With 12 subspecies, foxes can be white, red, silver, brown, or tan. These creatures resemble small dogs, and in many areas, they are considered pests.
1. Scientific & Common Names
4. Present Status
Scientific & Common Names
Kingdom - Animalia
Phylum - Chordata
Class - Mammalia
Order - Carnivora
Suborder - Caniformia
Family - Canidae
Genus - Vulpes
Species - V. vulpes (type species)
Common Names - Red Fox. Male foxes are called Tods, Reynards, and Dogs. Female foxes are called Vixens.
One of the most distinguishing characteristics of the fox is its bushy tail and luxurious coat. The fur of the fox may be silver, white, red, brown, or tan. They have large, pointed ears, narrow muzzles, and dog-like bodies. Foxes can grow to between 16 and 33 inches long, and they usually weigh between 11 and 24 pounds.
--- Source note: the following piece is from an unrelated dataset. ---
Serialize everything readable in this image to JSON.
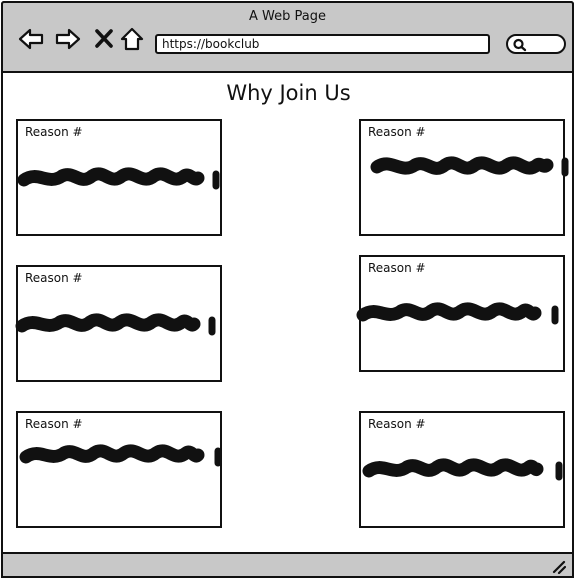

Foxes are often monogamous, keeping the same mate for life. Foxes mate in late winter, and their pups, called kits, are born after a pregnancy of about 50-53 days in early spring. The litter of kits can be from 2 to 12 babies. Both the male and the female fox will care for the kits for the remainder of the spring and the summer. The kits will be old enough to care for themselves by the time autumn arrives. When young foxes are about a year old, they will be able to reproduce themselves.
Foxes, which are nocturnal creatures, prefer to live in large groups called packs, which include foxes of all genders and ages. They can live in a broad range of habitats including forests, deserts, grasslands, mountainous areas, and even in suburban places. Foxes only use dens when they raise their young, preferring dens that other creatures have made. Foxes like to eat small mammals like rabbits, mice, and rats. However, they will also eat fruit and vegetable matter. Foxes have been known to raid farmers' chicken houses, looking for a free chicken dinner. Foxes have great eyesight and can run up to 45 miles per hour.
Foxes are native to Europe, Asia, and North Africa. Some species of fox were introduced to Australia in the mid-1800s. In North America, there are both native and non-native fox subspecies. In Europe, fox-hunting was a popular sport from the middle ages until now. Currently, fox-hunting is only allowed with humans and horses; dogs are no longer permitted to assist the hunters.
The red fox is the most common species of fox in the world, enjoying widespread distribution on five of the seven continents. Arctic foxes and fennec foxes are listed as threatened in many places because humans have hunted them extensively for their lovely, thick fur pelts.